Website and app data records
▬▬▬▬▬▬

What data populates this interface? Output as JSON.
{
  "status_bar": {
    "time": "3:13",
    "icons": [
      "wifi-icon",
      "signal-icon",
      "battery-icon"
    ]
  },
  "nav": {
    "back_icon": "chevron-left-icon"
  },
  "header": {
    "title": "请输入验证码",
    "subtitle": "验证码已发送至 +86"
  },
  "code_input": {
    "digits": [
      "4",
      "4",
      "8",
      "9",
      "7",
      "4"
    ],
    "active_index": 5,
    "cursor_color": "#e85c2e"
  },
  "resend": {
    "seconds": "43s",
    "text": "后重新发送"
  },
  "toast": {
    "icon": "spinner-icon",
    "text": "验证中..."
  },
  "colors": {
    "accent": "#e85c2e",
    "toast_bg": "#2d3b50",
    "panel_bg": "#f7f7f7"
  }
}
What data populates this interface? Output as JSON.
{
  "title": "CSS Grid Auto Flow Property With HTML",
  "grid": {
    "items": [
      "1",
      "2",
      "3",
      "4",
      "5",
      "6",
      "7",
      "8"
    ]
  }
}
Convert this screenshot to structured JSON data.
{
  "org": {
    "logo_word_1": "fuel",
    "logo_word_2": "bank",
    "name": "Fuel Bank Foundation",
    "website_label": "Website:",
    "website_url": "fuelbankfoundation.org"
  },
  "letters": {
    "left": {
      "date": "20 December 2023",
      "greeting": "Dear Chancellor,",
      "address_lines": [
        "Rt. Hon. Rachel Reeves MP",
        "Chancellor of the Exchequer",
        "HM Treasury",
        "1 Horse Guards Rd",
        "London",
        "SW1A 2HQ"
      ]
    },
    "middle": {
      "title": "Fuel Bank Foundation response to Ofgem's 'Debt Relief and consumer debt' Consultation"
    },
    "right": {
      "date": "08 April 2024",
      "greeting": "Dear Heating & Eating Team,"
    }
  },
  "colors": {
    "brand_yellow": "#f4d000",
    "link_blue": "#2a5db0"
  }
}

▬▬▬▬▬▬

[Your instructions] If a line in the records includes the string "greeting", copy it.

[Result for this exercise]
      "greeting": "Dear Chancellor,",
      "greeting": "Dear Heating & Eating Team,"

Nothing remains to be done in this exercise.